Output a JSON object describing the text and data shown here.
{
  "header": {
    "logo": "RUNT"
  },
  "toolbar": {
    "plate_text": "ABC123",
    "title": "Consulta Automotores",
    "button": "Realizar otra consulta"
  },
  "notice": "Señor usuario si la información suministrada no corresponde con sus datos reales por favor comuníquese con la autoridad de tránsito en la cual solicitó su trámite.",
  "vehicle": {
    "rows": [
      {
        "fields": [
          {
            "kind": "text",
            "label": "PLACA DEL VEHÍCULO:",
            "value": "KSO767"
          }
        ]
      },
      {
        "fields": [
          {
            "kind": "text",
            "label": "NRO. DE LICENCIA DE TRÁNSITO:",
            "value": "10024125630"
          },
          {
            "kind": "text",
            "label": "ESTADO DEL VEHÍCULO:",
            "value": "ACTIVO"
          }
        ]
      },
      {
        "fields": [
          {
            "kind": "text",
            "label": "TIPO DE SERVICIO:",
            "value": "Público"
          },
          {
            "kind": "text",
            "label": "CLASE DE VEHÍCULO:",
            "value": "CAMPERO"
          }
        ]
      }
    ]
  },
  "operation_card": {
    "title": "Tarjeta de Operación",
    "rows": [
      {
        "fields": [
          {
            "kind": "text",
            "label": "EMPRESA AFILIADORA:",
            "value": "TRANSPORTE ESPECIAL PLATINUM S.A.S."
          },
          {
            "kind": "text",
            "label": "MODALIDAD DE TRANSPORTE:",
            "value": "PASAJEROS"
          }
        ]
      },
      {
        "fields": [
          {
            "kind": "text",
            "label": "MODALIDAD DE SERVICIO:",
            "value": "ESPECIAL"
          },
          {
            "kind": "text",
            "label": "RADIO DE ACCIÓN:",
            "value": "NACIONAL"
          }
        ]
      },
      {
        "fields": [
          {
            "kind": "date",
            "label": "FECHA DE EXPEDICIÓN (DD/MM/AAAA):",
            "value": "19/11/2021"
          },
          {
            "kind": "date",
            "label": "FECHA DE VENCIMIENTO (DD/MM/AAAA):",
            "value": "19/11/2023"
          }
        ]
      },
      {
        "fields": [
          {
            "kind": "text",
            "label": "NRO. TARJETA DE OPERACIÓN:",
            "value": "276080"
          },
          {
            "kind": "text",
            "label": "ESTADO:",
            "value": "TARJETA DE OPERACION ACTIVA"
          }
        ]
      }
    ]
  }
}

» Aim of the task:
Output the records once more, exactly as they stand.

» Task solution:
Output a JSON object describing the text and data shown here.
{
  "header": {
    "logo": "RUNT"
  },
  "toolbar": {
    "plate_text": "ABC123",
    "title": "Consulta Automotores",
    "button": "Realizar otra consulta"
  },
  "notice": "Señor usuario si la información suministrada no corresponde con sus datos reales por favor comuníquese con la autoridad de tránsito en la cual solicitó su trámite.",
  "vehicle": {
    "rows": [
      {
        "fields": [
          {
            "kind": "text",
            "label": "PLACA DEL VEHÍCULO:",
            "value": "KSO767"
          }
        ]
      },
      {
        "fields": [
          {
            "kind": "text",
            "label": "NRO. DE LICENCIA DE TRÁNSITO:",
            "value": "10024125630"
          },
          {
            "kind": "text",
            "label": "ESTADO DEL VEHÍCULO:",
            "value": "ACTIVO"
          }
        ]
      },
      {
        "fields": [
          {
            "kind": "text",
            "label": "TIPO DE SERVICIO:",
            "value": "Público"
          },
          {
            "kind": "text",
            "label": "CLASE DE VEHÍCULO:",
            "value": "CAMPERO"
          }
        ]
      }
    ]
  },
  "operation_card": {
    "title": "Tarjeta de Operación",
    "rows": [
      {
        "fields": [
          {
            "kind": "text",
            "label": "EMPRESA AFILIADORA:",
            "value": "TRANSPORTE ESPECIAL PLATINUM S.A.S."
          },
          {
            "kind": "text",
            "label": "MODALIDAD DE TRANSPORTE:",
            "value": "PASAJEROS"
          }
        ]
      },
      {
        "fields": [
          {
            "kind": "text",
            "label": "MODALIDAD DE SERVICIO:",
            "value": "ESPECIAL"
          },
          {
            "kind": "text",
            "label": "RADIO DE ACCIÓN:",
            "value": "NACIONAL"
          }
        ]
      },
      {
        "fields": [
          {
            "kind": "date",
            "label": "FECHA DE EXPEDICIÓN (DD/MM/AAAA):",
            "value": "19/11/2021"
          },
          {
            "kind": "date",
            "label": "FECHA DE VENCIMIENTO (DD/MM/AAAA):",
            "value": "19/11/2023"
          }
        ]
      },
      {
        "fields": [
          {
            "kind": "text",
            "label": "NRO. TARJETA DE OPERACIÓN:",
            "value": "276080"
          },
          {
            "kind": "text",
            "label": "ESTADO:",
            "value": "TARJETA DE OPERACION ACTIVA"
          }
        ]
      }
    ]
  }
}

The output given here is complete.